* **Entries from a dataset of interfaces**
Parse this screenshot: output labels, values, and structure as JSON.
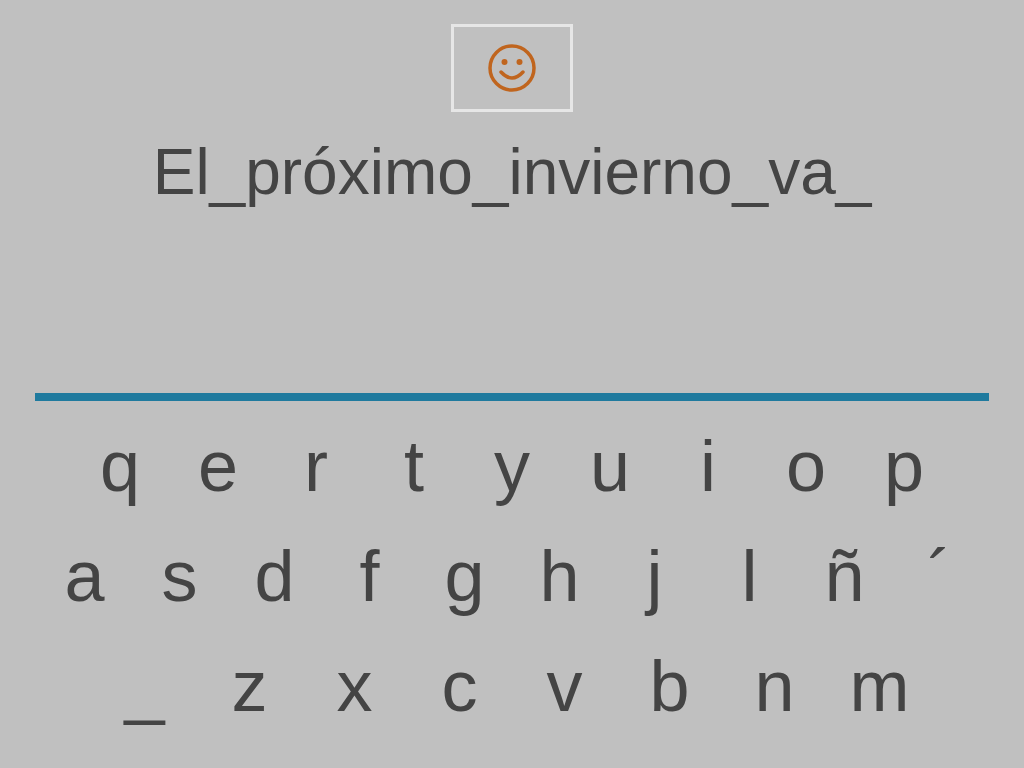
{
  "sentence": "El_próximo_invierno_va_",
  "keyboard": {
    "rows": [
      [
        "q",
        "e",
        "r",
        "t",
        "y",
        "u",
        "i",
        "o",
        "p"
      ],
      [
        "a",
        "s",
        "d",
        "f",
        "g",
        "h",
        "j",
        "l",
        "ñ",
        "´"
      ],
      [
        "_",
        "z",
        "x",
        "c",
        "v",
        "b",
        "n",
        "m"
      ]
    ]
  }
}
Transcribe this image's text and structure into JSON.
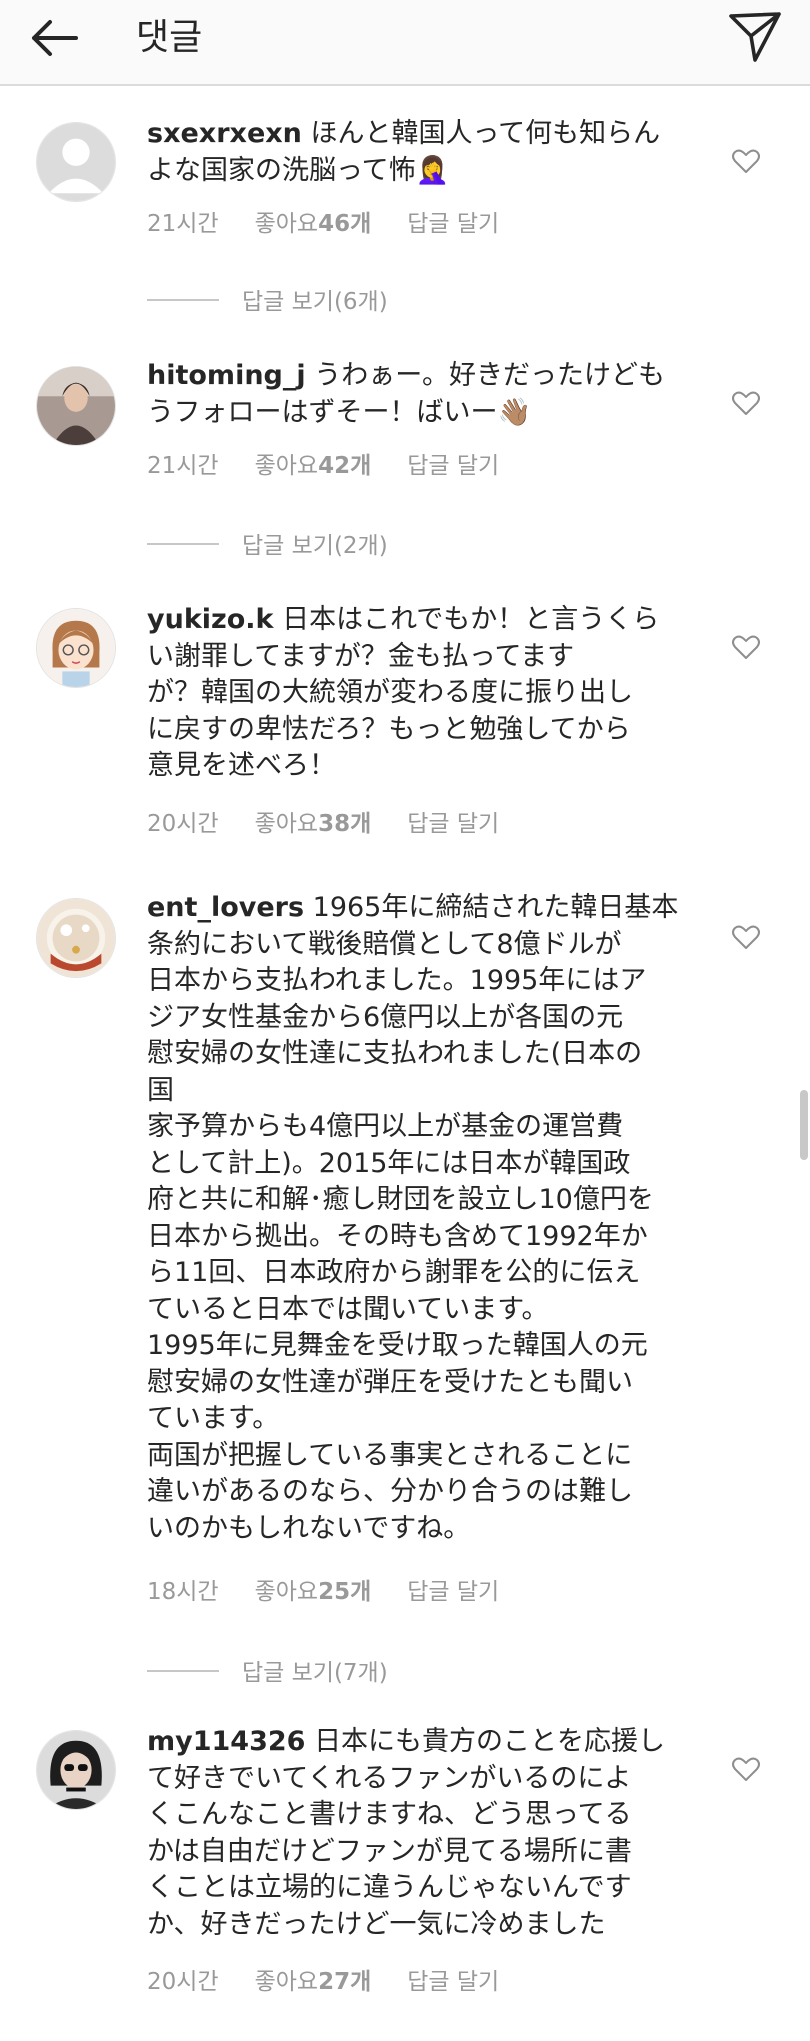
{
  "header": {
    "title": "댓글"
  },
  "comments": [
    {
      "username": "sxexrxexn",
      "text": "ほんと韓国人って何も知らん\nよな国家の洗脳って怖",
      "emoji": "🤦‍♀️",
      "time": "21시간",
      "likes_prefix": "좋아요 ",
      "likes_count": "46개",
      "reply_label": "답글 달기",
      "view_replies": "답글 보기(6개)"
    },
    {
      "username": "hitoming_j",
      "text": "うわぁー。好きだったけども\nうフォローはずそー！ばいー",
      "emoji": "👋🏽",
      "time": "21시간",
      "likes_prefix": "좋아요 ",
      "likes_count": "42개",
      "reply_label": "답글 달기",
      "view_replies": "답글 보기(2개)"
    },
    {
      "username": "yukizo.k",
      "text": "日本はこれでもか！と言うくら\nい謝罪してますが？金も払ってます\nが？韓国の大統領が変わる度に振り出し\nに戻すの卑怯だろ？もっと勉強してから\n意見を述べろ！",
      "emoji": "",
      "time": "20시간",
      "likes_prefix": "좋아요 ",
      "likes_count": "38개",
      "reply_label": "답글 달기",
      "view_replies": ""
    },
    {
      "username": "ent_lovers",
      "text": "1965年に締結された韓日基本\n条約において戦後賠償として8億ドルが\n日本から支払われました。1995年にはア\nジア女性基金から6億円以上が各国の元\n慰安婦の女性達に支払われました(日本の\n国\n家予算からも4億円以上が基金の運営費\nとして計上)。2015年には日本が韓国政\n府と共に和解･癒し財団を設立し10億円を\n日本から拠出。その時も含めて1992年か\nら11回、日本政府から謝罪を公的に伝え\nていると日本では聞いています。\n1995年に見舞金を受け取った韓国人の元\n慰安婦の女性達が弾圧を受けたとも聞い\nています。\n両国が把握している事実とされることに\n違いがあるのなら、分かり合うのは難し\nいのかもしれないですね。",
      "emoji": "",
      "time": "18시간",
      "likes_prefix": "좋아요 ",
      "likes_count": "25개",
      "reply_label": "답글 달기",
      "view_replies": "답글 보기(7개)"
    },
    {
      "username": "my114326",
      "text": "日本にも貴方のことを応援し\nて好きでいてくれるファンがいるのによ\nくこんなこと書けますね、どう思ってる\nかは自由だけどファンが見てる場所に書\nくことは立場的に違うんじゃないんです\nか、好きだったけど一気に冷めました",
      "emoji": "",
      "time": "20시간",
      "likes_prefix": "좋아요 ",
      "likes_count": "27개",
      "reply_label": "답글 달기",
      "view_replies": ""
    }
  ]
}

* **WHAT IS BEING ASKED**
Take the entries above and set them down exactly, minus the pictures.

* **ANSWER TO THIS TASK**
Parse this screenshot: output labels, values, and structure as JSON.
{
  "sentence": "El_próximo_invierno_va_",
  "keyboard": {
    "rows": [
      [
        "q",
        "e",
        "r",
        "t",
        "y",
        "u",
        "i",
        "o",
        "p"
      ],
      [
        "a",
        "s",
        "d",
        "f",
        "g",
        "h",
        "j",
        "l",
        "ñ",
        "´"
      ],
      [
        "_",
        "z",
        "x",
        "c",
        "v",
        "b",
        "n",
        "m"
      ]
    ]
  }
}
Transcribe this image's text and structure into JSON.
{
  "header": {
    "title": "댓글"
  },
  "comments": [
    {
      "username": "sxexrxexn",
      "text": "ほんと韓国人って何も知らん\nよな国家の洗脳って怖",
      "emoji": "🤦‍♀️",
      "time": "21시간",
      "likes_prefix": "좋아요 ",
      "likes_count": "46개",
      "reply_label": "답글 달기",
      "view_replies": "답글 보기(6개)"
    },
    {
      "username": "hitoming_j",
      "text": "うわぁー。好きだったけども\nうフォローはずそー！ばいー",
      "emoji": "👋🏽",
      "time": "21시간",
      "likes_prefix": "좋아요 ",
      "likes_count": "42개",
      "reply_label": "답글 달기",
      "view_replies": "답글 보기(2개)"
    },
    {
      "username": "yukizo.k",
      "text": "日本はこれでもか！と言うくら\nい謝罪してますが？金も払ってます\nが？韓国の大統領が変わる度に振り出し\nに戻すの卑怯だろ？もっと勉強してから\n意見を述べろ！",
      "emoji": "",
      "time": "20시간",
      "likes_prefix": "좋아요 ",
      "likes_count": "38개",
      "reply_label": "답글 달기",
      "view_replies": ""
    },
    {
      "username": "ent_lovers",
      "text": "1965年に締結された韓日基本\n条約において戦後賠償として8億ドルが\n日本から支払われました。1995年にはア\nジア女性基金から6億円以上が各国の元\n慰安婦の女性達に支払われました(日本の\n国\n家予算からも4億円以上が基金の運営費\nとして計上)。2015年には日本が韓国政\n府と共に和解･癒し財団を設立し10億円を\n日本から拠出。その時も含めて1992年か\nら11回、日本政府から謝罪を公的に伝え\nていると日本では聞いています。\n1995年に見舞金を受け取った韓国人の元\n慰安婦の女性達が弾圧を受けたとも聞い\nています。\n両国が把握している事実とされることに\n違いがあるのなら、分かり合うのは難し\nいのかもしれないですね。",
      "emoji": "",
      "time": "18시간",
      "likes_prefix": "좋아요 ",
      "likes_count": "25개",
      "reply_label": "답글 달기",
      "view_replies": "답글 보기(7개)"
    },
    {
      "username": "my114326",
      "text": "日本にも貴方のことを応援し\nて好きでいてくれるファンがいるのによ\nくこんなこと書けますね、どう思ってる\nかは自由だけどファンが見てる場所に書\nくことは立場的に違うんじゃないんです\nか、好きだったけど一気に冷めました",
      "emoji": "",
      "time": "20시간",
      "likes_prefix": "좋아요 ",
      "likes_count": "27개",
      "reply_label": "답글 달기",
      "view_replies": ""
    }
  ]
}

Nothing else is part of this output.